[Excerpts from an interface dataset]
—————

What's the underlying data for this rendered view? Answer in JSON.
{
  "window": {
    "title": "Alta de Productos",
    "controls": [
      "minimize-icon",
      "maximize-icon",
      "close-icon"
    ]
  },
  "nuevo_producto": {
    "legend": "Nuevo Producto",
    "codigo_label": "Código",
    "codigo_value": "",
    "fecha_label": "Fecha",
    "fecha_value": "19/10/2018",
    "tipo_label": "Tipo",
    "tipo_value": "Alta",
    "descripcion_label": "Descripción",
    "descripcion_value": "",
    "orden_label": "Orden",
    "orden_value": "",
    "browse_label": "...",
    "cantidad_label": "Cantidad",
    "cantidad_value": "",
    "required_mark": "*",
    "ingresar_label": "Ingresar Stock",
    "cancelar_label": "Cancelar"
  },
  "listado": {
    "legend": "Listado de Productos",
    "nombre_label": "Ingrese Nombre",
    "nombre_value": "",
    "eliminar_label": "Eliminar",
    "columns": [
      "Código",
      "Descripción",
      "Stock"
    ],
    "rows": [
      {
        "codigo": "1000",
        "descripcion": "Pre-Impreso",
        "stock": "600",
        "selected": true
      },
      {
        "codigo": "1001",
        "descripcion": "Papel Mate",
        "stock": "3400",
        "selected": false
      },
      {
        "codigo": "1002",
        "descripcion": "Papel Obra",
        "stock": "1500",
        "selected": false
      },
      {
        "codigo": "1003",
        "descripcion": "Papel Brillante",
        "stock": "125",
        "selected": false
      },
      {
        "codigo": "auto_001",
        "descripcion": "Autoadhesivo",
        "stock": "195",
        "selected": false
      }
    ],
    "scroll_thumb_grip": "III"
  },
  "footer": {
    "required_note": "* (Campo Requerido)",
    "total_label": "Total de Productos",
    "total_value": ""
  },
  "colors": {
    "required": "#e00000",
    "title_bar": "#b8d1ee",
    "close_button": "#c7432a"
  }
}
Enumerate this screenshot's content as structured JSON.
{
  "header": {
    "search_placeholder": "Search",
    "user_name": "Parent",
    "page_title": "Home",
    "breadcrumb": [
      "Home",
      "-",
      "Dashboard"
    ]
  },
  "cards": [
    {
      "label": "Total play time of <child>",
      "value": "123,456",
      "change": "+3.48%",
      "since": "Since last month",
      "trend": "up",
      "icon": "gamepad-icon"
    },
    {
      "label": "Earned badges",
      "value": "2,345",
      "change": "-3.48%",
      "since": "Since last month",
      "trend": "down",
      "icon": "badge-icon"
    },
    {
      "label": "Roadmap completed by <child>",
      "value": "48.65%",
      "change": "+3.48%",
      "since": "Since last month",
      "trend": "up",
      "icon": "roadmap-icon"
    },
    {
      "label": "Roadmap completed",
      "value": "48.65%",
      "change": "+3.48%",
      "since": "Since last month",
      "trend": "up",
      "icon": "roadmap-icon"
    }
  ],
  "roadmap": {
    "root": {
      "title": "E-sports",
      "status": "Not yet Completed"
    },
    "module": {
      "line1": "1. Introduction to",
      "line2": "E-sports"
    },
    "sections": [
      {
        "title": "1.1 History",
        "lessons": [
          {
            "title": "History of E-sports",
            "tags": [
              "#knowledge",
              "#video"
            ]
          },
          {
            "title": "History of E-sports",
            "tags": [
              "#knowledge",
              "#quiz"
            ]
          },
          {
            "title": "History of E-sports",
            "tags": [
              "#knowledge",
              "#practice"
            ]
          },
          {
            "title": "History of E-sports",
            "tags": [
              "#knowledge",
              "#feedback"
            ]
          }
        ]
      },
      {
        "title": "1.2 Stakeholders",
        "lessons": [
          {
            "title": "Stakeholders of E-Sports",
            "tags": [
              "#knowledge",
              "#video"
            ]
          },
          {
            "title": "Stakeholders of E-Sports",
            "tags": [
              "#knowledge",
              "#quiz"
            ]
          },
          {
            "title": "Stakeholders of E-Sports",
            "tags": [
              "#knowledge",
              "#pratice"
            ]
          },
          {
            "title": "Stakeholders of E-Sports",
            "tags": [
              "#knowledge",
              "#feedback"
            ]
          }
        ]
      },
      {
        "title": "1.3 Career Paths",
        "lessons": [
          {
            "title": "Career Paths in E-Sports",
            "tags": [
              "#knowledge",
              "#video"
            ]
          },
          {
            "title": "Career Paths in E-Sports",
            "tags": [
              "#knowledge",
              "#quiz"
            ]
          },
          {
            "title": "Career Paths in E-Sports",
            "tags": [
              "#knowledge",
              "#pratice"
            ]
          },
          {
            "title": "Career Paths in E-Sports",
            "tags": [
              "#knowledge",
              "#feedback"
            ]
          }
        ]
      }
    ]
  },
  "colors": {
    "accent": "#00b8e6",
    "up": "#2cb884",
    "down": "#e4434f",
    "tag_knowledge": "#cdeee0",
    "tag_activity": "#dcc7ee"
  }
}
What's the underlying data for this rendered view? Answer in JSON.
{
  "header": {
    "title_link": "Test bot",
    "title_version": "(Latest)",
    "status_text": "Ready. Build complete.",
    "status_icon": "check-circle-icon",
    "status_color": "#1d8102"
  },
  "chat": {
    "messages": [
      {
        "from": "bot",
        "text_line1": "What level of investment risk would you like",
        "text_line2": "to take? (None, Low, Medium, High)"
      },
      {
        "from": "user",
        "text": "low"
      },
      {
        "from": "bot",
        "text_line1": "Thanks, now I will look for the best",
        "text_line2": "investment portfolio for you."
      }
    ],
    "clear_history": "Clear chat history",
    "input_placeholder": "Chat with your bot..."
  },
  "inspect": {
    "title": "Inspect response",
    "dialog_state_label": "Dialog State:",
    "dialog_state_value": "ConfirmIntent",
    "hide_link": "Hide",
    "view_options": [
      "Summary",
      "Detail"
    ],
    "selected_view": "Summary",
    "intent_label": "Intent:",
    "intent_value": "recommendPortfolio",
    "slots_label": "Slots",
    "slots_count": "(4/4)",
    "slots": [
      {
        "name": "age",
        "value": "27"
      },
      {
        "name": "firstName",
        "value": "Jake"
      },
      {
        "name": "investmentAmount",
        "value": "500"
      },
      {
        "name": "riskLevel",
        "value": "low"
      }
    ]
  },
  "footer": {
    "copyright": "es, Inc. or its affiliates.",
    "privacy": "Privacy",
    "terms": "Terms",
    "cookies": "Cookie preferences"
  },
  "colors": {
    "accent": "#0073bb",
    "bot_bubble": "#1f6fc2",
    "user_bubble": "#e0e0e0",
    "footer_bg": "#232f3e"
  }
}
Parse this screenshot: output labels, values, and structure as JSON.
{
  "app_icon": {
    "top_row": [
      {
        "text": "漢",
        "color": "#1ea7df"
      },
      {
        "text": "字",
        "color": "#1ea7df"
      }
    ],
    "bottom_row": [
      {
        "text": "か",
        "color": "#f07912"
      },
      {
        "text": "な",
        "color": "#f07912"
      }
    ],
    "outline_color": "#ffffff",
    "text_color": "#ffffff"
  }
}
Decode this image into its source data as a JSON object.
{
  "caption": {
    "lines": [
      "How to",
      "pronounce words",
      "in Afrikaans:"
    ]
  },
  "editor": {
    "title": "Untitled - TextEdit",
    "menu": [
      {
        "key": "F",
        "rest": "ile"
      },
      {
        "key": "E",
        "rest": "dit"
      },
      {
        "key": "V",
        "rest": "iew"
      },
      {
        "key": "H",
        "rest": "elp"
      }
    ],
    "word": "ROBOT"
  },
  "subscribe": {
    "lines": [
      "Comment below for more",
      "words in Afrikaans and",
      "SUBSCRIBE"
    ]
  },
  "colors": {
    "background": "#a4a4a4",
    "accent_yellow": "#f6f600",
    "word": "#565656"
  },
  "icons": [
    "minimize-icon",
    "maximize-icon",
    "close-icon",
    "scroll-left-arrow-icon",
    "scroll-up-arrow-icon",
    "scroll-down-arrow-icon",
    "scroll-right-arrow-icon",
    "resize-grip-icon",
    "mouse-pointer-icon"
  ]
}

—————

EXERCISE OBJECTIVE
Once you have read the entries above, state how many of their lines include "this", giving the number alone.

ANSWER BOX
5